Practice firearm safety – Treat every firearm as if it’s loaded, always keep the muzzle pointed in a safe direction, and be aware of your target and surroundings before touching the trigger.
Leave No Trace™ – Channel Your Inner Onion
Dress like an Onion!
Weather is unpredictable and can change suddenly – especially during Fall in the mountains.
Dressing in layers (like an onion) traps body heat in the space between the layers of clothing creating extra insulation. It also allows you to adapt to the changing weather throughout the day.
Follow the Seven Principles of Leave No TraceTM to maintain minimal impact on the environment and the natural resources of the Adirondacks.
Share Your Ideas: Clean Water, Clean Air and Green Jobs Environmental Bond Act
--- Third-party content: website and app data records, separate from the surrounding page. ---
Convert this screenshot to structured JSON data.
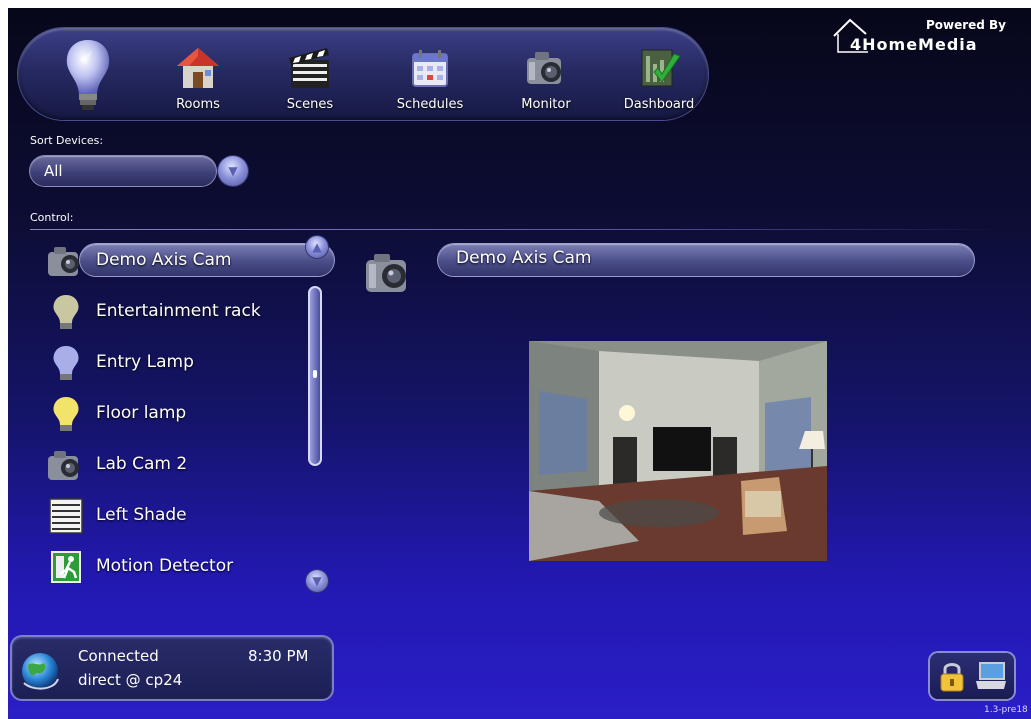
{
  "brand": {
    "powered_by": "Powered By",
    "name": "4HomeMedia"
  },
  "nav": {
    "items": [
      {
        "label": "Rooms",
        "icon": "house-icon"
      },
      {
        "label": "Scenes",
        "icon": "clapperboard-icon"
      },
      {
        "label": "Schedules",
        "icon": "calendar-icon"
      },
      {
        "label": "Monitor",
        "icon": "camera-icon"
      },
      {
        "label": "Dashboard",
        "icon": "dashboard-check-icon"
      }
    ],
    "home_icon": "light-bulb-icon"
  },
  "sort": {
    "label": "Sort Devices:",
    "selected": "All"
  },
  "control": {
    "label": "Control:",
    "devices": [
      {
        "label": "Demo Axis Cam",
        "icon": "camera-icon",
        "selected": true
      },
      {
        "label": "Entertainment rack",
        "icon": "bulb-off-icon"
      },
      {
        "label": "Entry Lamp",
        "icon": "bulb-blue-icon"
      },
      {
        "label": "Floor lamp",
        "icon": "bulb-on-icon"
      },
      {
        "label": "Lab Cam 2",
        "icon": "camera-icon"
      },
      {
        "label": "Left Shade",
        "icon": "shade-icon"
      },
      {
        "label": "Motion Detector",
        "icon": "motion-exit-icon"
      }
    ]
  },
  "detail": {
    "name": "Demo Axis Cam",
    "icon": "camera-icon",
    "feed": "camera-live-feed"
  },
  "status": {
    "connection": "Connected",
    "time": "8:30 PM",
    "route": "direct @ cp24"
  },
  "version": "1.3-pre18",
  "colors": {
    "accent": "#2a1ec6",
    "panel": "#3e4079",
    "highlight": "#9a9cd0"
  }
}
This spring and summer, the public and potential funding applicants had the opportunity to learn more about the Bond Act at a series of educational listening sessions.
Missed out on attending a session? Check out the virtual session recordings.
Share your ideas for how the Clean Water, Clean Air and Green Jobs Environmental Bond Act could help your community and environment. Complete a short survey to collect project ideas and other feedback. This survey will provide stakeholders and members of the public a place to share these ideas.
We need your input to help the New York State team select projects and deliver funds while also ensuring a transparent and collaborative process that benefits all New Yorkers.
The deadline for ideas and comments has been extended to September 30.